== THE DATA ==

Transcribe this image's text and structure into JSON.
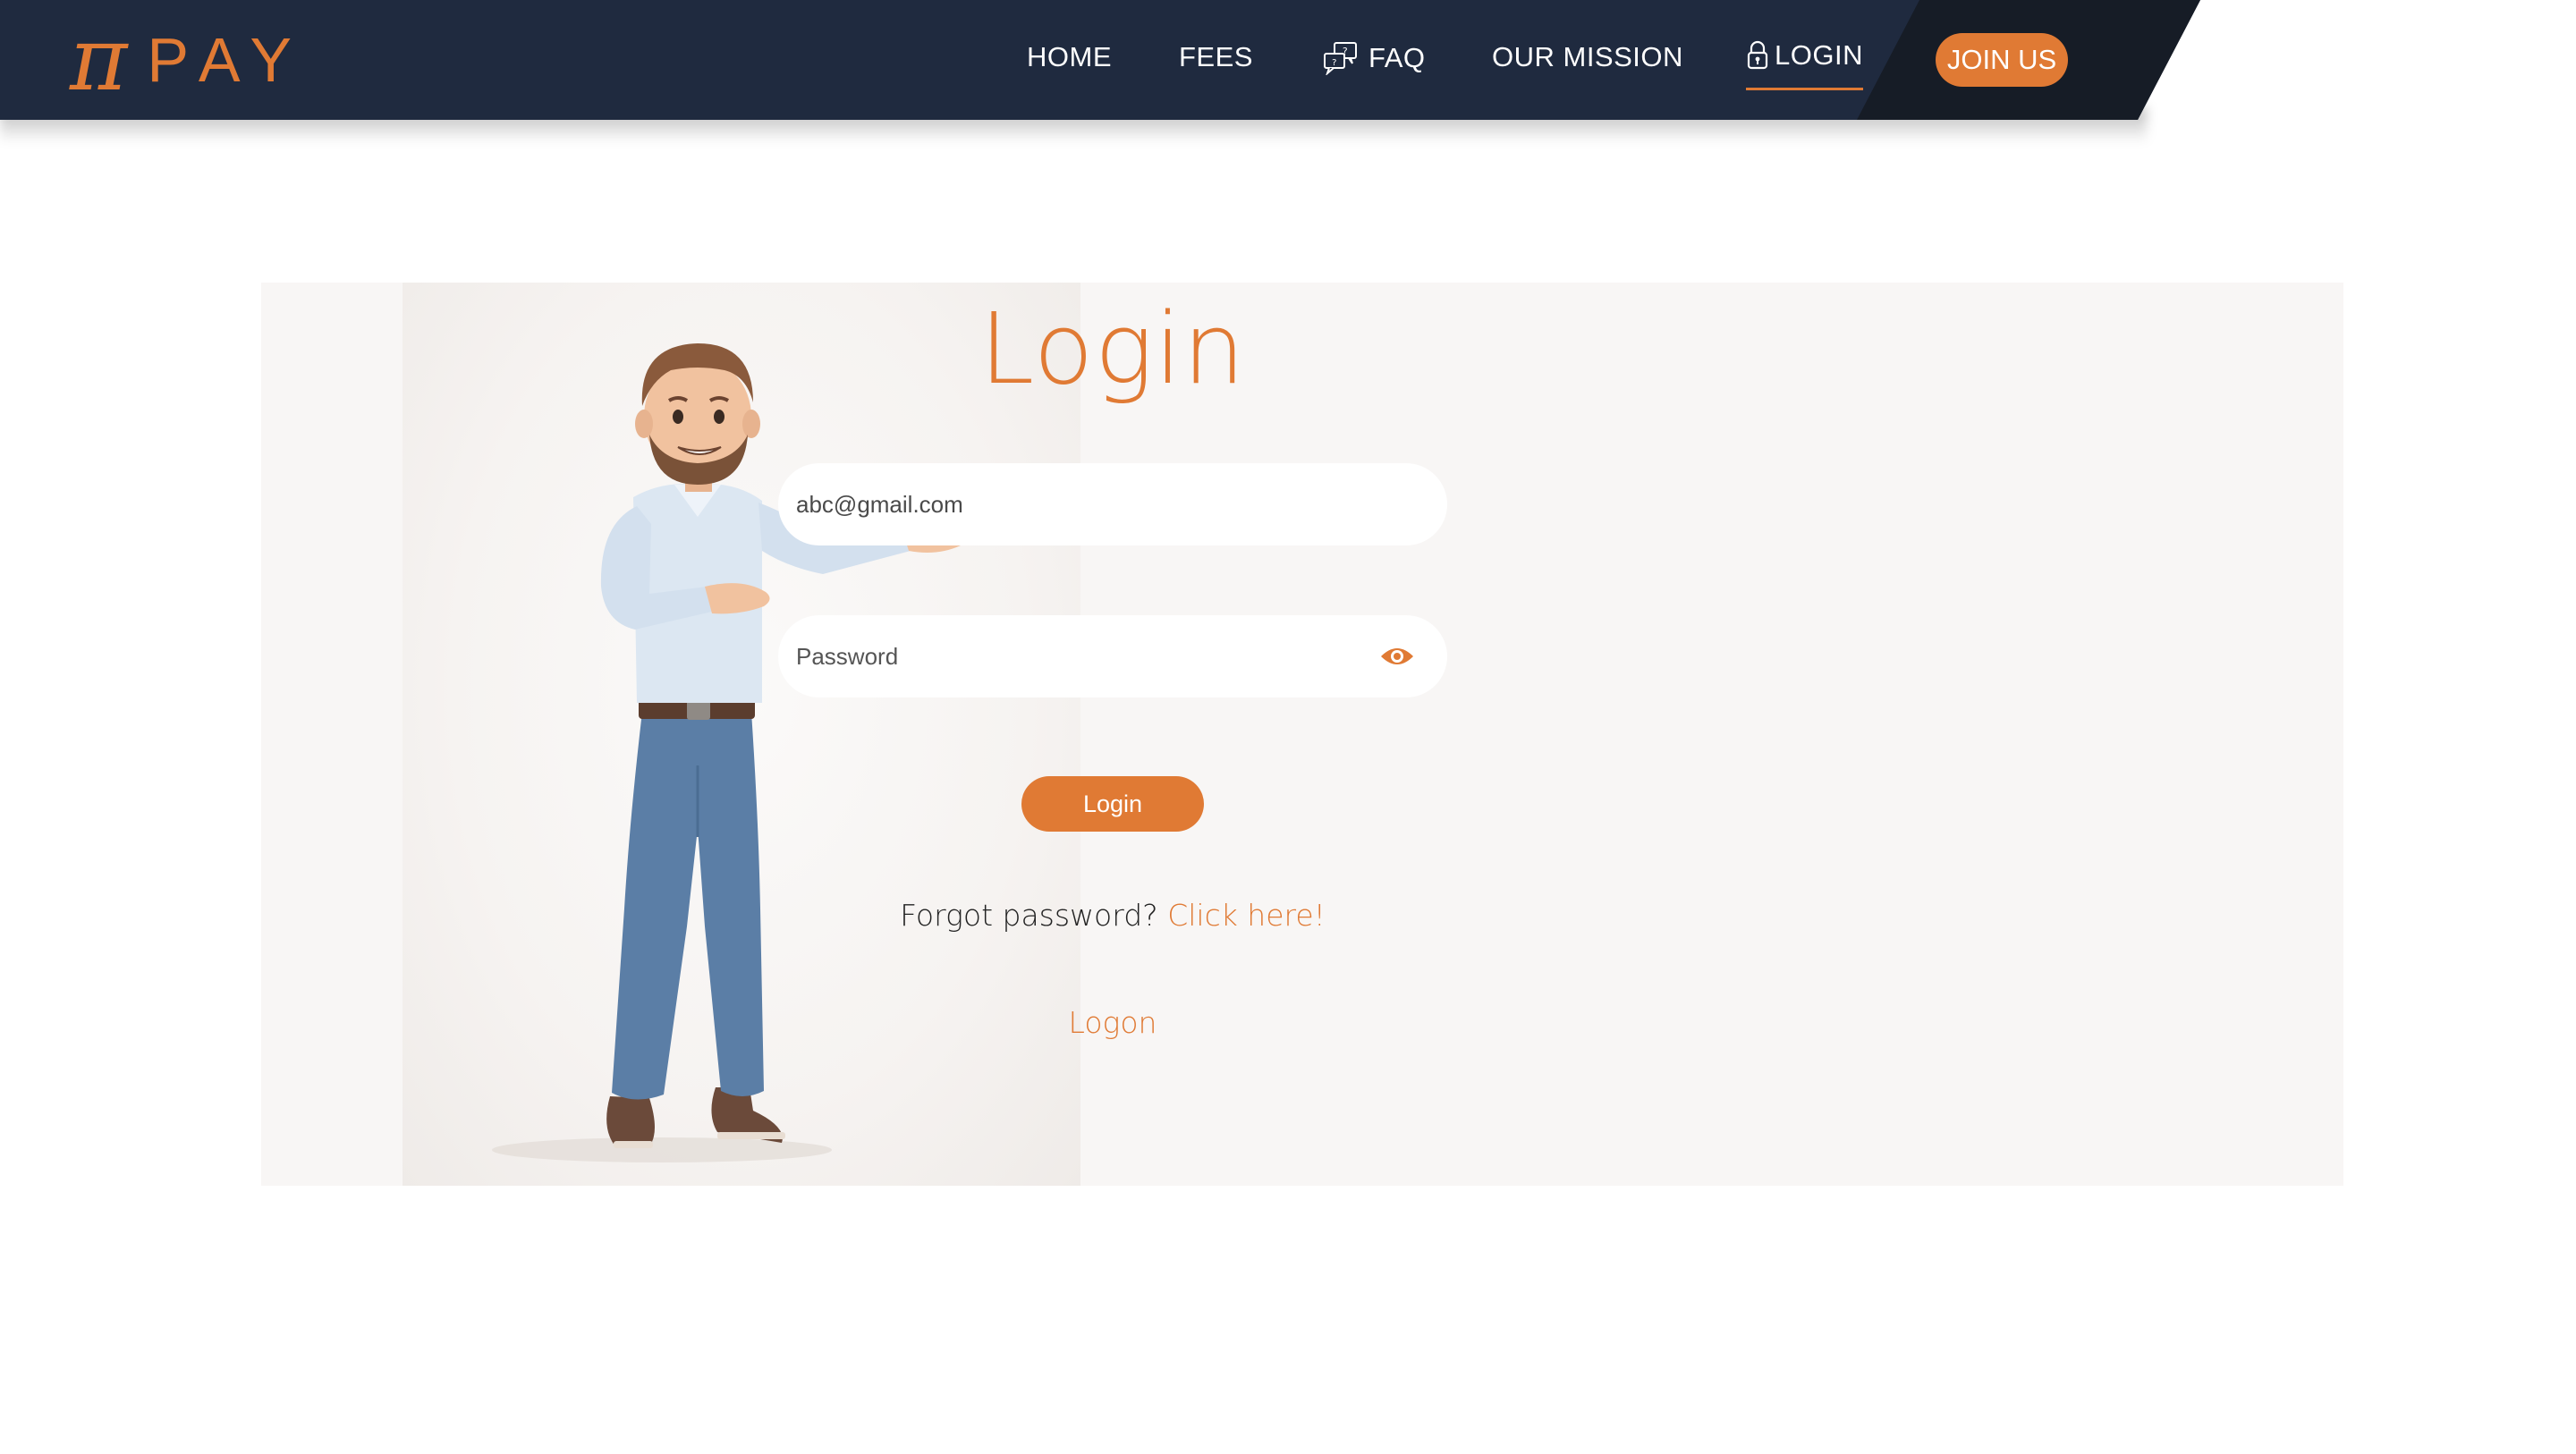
{
  "header": {
    "logo_symbol": "π",
    "logo_text": "PAY",
    "nav": {
      "home": "HOME",
      "fees": "FEES",
      "faq": "FAQ",
      "mission": "OUR MISSION",
      "login": "LOGIN"
    },
    "join_label": "JOIN US"
  },
  "login_form": {
    "title": "Login",
    "email_value": "abc@gmail.com",
    "password_placeholder": "Password",
    "submit_label": "Login",
    "forgot_text": "Forgot password?",
    "forgot_link": "Click here!",
    "logon_link": "Logon"
  },
  "colors": {
    "accent": "#e07a34",
    "header_bg": "#1f2a3f",
    "card_bg": "#f8f6f5"
  },
  "icons": [
    "faq-chat-icon",
    "lock-icon",
    "eye-icon"
  ]
}
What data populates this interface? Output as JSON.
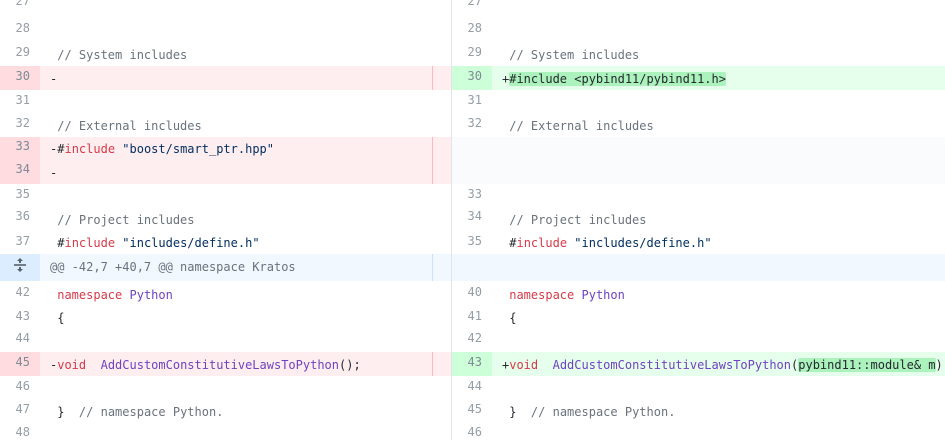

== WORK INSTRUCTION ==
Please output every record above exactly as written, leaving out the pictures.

== SOLUTION TO THIS PROBLEM ==
Transcribe this image's text and structure into JSON.
{
  "header": {
    "logo_symbol": "π",
    "logo_text": "PAY",
    "nav": {
      "home": "HOME",
      "fees": "FEES",
      "faq": "FAQ",
      "mission": "OUR MISSION",
      "login": "LOGIN"
    },
    "join_label": "JOIN US"
  },
  "login_form": {
    "title": "Login",
    "email_value": "abc@gmail.com",
    "password_placeholder": "Password",
    "submit_label": "Login",
    "forgot_text": "Forgot password?",
    "forgot_link": "Click here!",
    "logon_link": "Logon"
  },
  "colors": {
    "accent": "#e07a34",
    "header_bg": "#1f2a3f",
    "card_bg": "#f8f6f5"
  },
  "icons": [
    "faq-chat-icon",
    "lock-icon",
    "eye-icon"
  ]
}
What data populates this interface? Output as JSON.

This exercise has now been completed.